● Task to carry out
Check every line of the entries that follow, and copy the ones containing "this".

BEGIN Extracted entries

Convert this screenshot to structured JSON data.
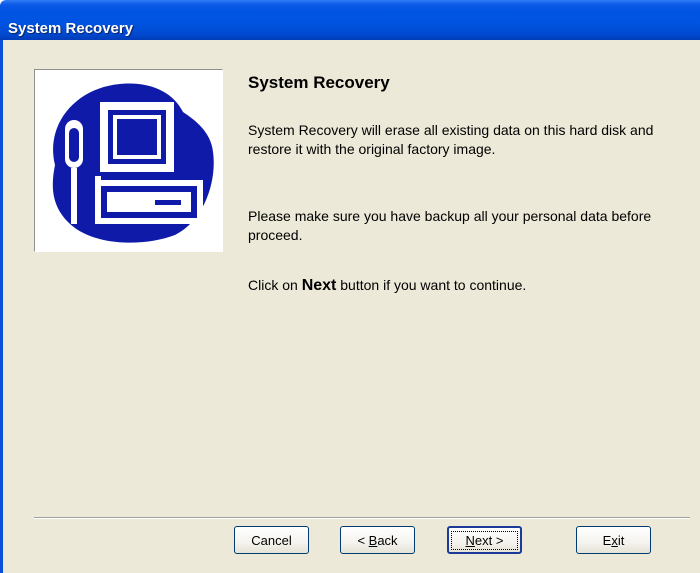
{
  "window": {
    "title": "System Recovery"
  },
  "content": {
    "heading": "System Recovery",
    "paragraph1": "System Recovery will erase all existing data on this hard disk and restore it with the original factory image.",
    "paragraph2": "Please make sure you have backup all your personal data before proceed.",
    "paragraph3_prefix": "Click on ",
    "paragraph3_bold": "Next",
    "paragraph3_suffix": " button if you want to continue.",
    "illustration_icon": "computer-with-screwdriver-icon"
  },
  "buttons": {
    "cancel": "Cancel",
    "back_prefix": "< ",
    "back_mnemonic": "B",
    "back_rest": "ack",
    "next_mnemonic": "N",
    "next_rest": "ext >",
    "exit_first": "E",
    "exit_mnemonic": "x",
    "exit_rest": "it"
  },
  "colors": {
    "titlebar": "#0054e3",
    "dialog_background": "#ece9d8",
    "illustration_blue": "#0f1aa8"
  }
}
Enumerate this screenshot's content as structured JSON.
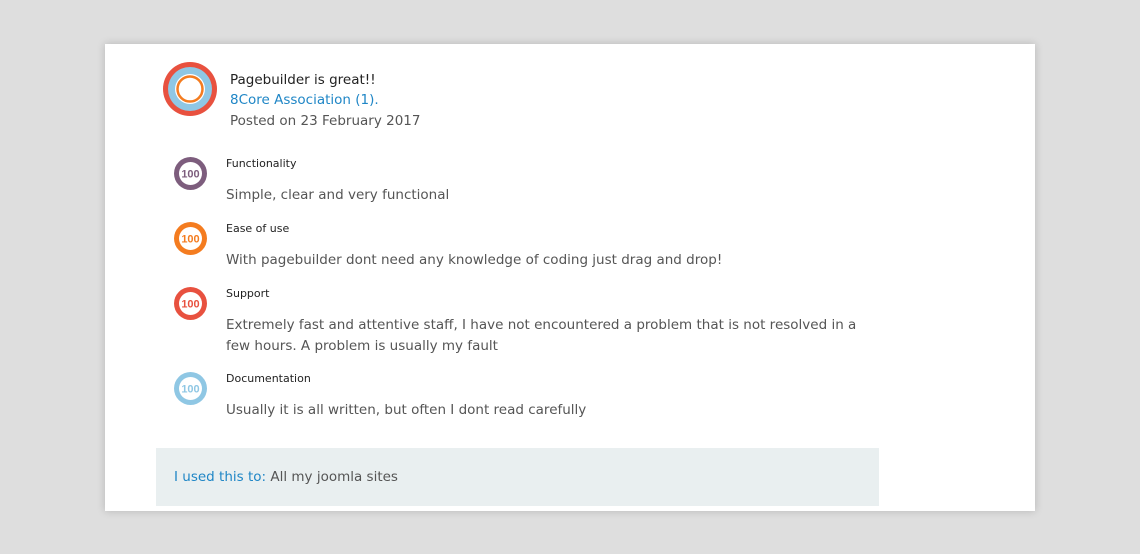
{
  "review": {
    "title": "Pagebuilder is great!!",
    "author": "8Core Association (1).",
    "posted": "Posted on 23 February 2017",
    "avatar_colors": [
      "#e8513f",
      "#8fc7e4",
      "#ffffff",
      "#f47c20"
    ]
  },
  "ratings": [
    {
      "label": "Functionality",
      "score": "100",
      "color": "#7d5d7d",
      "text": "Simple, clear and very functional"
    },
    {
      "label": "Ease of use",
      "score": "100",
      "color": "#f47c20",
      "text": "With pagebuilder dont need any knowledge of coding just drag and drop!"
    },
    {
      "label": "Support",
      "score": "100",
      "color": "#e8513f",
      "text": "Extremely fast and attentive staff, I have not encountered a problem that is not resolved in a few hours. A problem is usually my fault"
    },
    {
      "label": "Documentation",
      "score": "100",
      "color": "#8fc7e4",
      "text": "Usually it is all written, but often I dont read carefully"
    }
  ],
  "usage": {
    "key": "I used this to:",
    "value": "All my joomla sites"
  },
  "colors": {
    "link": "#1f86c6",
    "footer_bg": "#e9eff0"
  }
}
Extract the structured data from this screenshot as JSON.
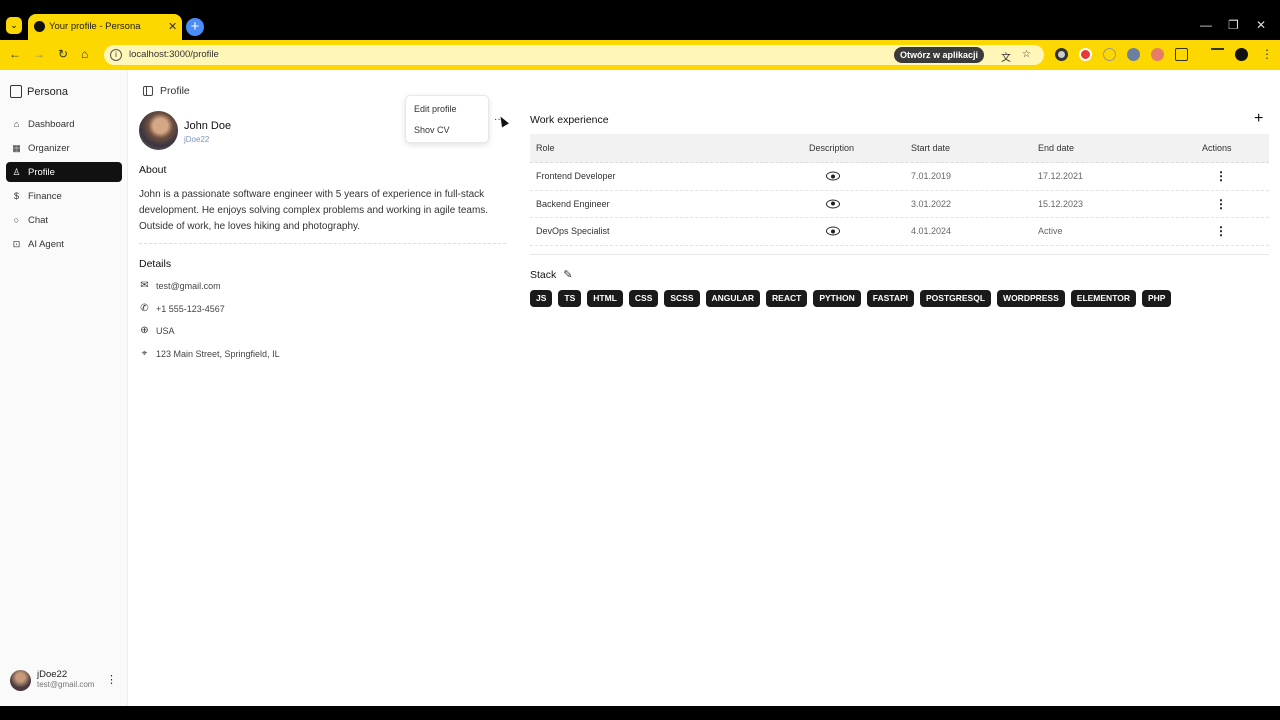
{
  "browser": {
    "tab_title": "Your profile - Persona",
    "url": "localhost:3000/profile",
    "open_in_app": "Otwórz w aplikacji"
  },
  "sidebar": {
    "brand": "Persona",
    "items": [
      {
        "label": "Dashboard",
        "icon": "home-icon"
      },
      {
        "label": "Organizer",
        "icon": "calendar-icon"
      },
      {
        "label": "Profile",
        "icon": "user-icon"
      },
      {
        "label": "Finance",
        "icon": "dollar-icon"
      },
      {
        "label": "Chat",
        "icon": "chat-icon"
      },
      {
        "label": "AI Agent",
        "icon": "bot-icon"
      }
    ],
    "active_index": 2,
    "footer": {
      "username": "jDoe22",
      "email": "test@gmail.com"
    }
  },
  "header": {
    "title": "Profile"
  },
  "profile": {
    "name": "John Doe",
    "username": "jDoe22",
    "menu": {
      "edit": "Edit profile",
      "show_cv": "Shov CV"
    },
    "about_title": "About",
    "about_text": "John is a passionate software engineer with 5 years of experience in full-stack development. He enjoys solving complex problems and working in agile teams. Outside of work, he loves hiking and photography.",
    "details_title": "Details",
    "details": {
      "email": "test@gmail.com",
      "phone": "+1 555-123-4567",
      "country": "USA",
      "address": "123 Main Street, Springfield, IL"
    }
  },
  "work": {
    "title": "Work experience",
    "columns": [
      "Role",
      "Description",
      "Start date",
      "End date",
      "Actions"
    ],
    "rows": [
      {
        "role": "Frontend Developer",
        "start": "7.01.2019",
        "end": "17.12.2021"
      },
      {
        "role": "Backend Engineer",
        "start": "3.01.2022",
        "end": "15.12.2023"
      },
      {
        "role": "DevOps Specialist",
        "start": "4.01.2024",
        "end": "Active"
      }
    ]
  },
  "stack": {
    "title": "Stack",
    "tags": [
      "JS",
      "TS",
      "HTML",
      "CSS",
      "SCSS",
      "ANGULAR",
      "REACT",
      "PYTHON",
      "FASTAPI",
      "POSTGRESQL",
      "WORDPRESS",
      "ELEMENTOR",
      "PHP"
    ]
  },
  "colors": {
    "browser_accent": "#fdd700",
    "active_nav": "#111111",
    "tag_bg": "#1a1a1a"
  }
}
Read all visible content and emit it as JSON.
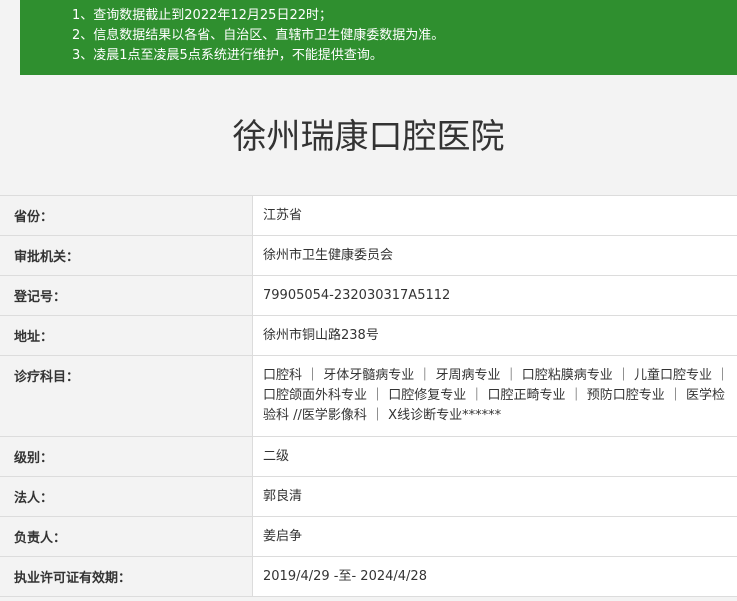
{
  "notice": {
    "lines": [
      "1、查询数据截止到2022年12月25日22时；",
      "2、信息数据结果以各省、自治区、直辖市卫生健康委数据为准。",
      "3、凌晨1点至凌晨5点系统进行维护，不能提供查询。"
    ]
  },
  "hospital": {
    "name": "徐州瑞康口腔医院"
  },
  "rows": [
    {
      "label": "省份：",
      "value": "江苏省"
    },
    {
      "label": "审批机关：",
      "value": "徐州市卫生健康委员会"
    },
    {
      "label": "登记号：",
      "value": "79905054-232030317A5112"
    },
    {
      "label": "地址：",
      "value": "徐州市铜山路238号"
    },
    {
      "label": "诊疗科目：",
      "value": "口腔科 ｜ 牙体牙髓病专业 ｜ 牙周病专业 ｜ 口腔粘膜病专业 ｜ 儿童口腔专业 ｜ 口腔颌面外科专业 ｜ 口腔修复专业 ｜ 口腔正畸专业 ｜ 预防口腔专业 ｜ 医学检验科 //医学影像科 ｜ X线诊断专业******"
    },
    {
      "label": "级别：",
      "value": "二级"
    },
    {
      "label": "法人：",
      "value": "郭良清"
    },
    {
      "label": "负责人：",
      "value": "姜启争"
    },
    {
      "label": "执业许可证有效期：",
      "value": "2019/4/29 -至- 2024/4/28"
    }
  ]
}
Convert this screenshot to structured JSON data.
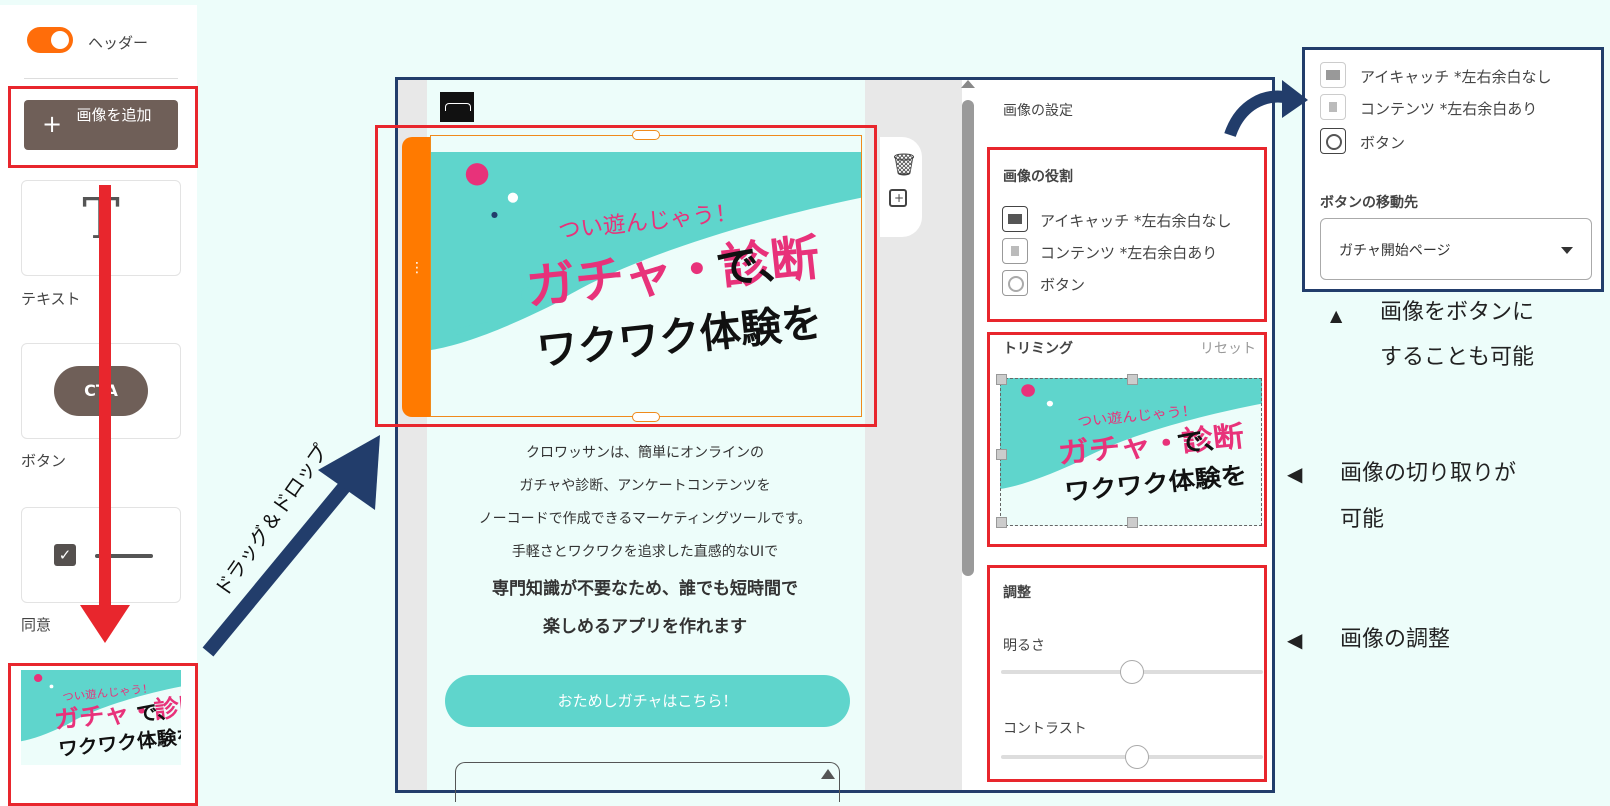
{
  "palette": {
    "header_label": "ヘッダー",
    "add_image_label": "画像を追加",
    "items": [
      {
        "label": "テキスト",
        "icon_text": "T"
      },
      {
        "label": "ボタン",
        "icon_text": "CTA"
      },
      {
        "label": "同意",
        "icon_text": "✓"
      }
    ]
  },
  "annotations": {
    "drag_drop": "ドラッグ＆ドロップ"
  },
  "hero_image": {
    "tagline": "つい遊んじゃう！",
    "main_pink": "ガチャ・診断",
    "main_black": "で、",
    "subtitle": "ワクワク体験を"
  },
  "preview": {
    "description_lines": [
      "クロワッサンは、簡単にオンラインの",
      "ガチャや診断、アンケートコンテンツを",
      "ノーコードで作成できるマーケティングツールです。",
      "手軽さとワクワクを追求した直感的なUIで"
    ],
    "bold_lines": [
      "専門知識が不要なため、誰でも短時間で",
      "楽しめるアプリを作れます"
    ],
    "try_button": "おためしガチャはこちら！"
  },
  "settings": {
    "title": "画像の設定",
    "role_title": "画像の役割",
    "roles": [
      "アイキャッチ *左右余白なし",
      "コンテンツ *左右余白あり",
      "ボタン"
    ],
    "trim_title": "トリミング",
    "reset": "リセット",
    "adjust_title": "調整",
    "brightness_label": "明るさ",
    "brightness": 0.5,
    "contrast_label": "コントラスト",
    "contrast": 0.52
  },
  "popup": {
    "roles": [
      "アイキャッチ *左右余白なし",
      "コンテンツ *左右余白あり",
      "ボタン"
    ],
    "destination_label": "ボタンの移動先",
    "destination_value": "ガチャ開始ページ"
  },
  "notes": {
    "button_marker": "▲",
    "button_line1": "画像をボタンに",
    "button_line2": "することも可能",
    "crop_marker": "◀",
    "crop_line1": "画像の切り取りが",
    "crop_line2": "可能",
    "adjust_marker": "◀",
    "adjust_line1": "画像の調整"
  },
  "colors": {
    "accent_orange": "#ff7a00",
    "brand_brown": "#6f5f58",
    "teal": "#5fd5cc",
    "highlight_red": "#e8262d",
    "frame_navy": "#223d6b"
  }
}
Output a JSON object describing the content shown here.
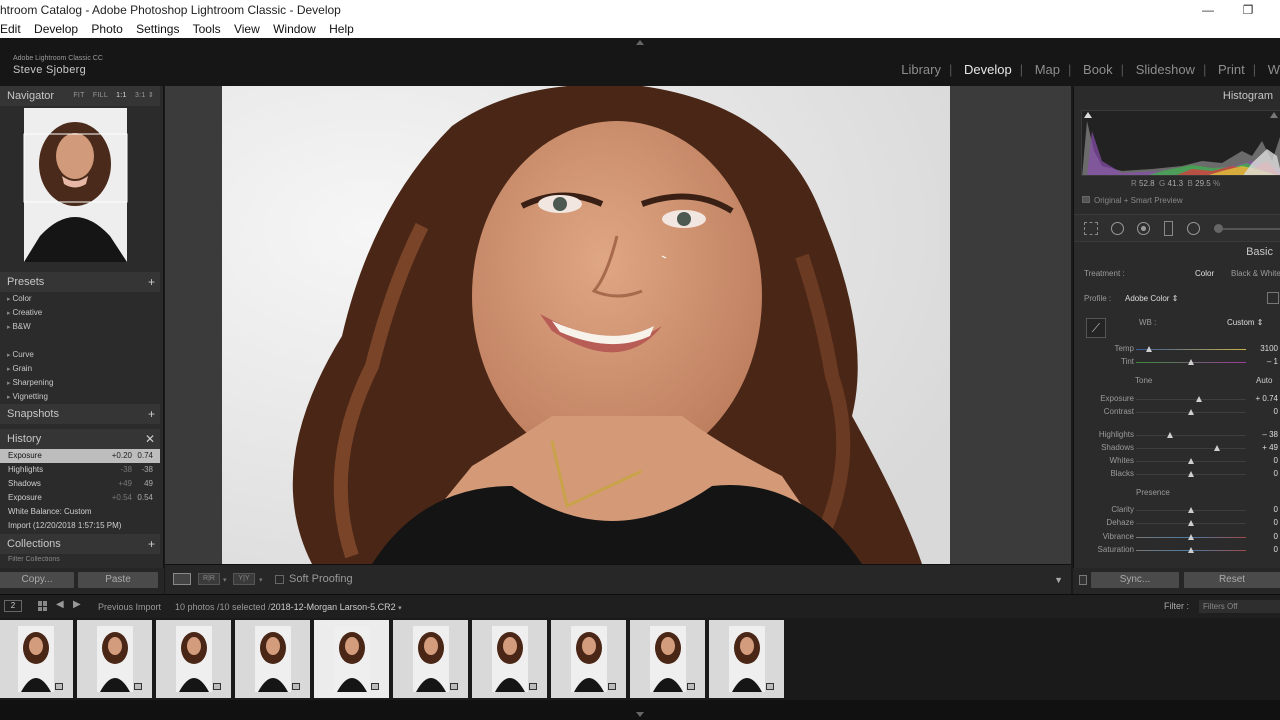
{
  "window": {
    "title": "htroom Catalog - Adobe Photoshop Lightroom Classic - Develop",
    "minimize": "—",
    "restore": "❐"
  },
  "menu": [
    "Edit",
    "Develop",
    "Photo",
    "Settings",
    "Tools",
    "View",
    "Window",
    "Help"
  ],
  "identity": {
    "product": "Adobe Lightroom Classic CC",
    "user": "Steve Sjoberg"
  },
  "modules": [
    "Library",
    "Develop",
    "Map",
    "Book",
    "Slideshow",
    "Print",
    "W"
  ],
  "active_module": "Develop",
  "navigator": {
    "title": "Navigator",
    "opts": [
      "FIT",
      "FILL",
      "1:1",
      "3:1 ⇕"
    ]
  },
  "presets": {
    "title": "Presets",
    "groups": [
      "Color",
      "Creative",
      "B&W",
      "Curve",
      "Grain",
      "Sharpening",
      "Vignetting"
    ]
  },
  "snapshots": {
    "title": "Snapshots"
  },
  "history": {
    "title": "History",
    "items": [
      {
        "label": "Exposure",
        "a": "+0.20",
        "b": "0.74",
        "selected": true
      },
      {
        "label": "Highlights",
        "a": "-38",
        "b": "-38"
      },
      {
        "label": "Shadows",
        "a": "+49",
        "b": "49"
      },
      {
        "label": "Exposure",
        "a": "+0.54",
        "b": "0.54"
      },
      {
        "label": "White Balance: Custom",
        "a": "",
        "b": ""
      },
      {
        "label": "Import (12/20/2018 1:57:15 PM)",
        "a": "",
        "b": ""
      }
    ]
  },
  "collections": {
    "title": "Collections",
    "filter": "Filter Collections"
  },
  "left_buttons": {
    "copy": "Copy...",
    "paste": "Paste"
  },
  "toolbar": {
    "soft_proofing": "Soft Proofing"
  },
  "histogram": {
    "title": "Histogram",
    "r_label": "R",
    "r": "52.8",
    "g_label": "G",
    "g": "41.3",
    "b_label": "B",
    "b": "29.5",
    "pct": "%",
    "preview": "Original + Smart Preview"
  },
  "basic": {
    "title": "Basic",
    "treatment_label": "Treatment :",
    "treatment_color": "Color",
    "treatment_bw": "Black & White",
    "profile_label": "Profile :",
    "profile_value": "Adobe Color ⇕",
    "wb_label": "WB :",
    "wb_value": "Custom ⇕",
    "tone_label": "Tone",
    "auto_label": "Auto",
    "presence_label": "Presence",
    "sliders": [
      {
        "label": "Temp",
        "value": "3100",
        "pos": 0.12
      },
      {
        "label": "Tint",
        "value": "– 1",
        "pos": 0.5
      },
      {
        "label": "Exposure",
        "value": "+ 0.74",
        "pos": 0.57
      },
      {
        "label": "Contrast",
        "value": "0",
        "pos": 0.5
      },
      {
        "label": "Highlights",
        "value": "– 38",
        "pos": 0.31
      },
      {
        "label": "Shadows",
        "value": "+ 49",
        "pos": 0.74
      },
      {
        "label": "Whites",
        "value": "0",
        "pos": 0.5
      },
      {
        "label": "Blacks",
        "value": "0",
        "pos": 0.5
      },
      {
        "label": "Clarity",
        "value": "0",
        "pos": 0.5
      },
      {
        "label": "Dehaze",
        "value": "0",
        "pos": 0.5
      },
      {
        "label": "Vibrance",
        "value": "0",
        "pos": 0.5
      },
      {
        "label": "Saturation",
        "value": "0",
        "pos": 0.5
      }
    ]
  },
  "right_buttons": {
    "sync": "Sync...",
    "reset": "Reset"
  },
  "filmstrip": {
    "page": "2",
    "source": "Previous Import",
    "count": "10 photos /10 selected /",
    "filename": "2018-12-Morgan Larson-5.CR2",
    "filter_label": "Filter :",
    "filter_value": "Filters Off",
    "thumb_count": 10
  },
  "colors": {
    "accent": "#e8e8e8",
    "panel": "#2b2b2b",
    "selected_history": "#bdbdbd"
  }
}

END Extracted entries

● Task solution
Convert this screenshot to structured JSON data.
    "paragraph1": "System Recovery will erase all existing data on this hard disk and restore it with the original factory image.",
Enumerate this screenshot's content as structured JSON.
    "key": "I used this to:",
Extract the structured data from this screenshot as JSON.
Convert this screenshot to structured JSON data.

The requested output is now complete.